Provided data
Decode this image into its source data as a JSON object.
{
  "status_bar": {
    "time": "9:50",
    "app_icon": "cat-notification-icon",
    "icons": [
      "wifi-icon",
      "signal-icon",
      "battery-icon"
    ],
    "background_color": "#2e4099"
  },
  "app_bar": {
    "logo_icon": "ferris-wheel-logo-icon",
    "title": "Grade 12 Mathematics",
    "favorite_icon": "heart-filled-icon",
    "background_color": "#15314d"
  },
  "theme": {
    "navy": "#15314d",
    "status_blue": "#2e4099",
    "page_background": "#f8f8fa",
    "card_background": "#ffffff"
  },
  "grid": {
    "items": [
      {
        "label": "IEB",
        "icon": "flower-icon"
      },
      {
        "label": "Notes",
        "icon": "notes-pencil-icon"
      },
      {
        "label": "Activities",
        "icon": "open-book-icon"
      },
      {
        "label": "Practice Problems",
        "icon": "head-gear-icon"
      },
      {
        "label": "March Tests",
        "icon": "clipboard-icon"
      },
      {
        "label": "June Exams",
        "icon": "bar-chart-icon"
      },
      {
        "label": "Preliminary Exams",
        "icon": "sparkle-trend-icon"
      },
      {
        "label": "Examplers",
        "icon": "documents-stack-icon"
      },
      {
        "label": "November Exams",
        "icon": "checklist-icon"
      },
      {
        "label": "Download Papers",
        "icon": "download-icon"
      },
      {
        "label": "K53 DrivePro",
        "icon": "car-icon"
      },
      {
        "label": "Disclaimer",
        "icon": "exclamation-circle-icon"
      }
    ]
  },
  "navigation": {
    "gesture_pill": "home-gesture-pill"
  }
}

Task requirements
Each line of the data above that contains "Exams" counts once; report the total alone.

Worked solution
3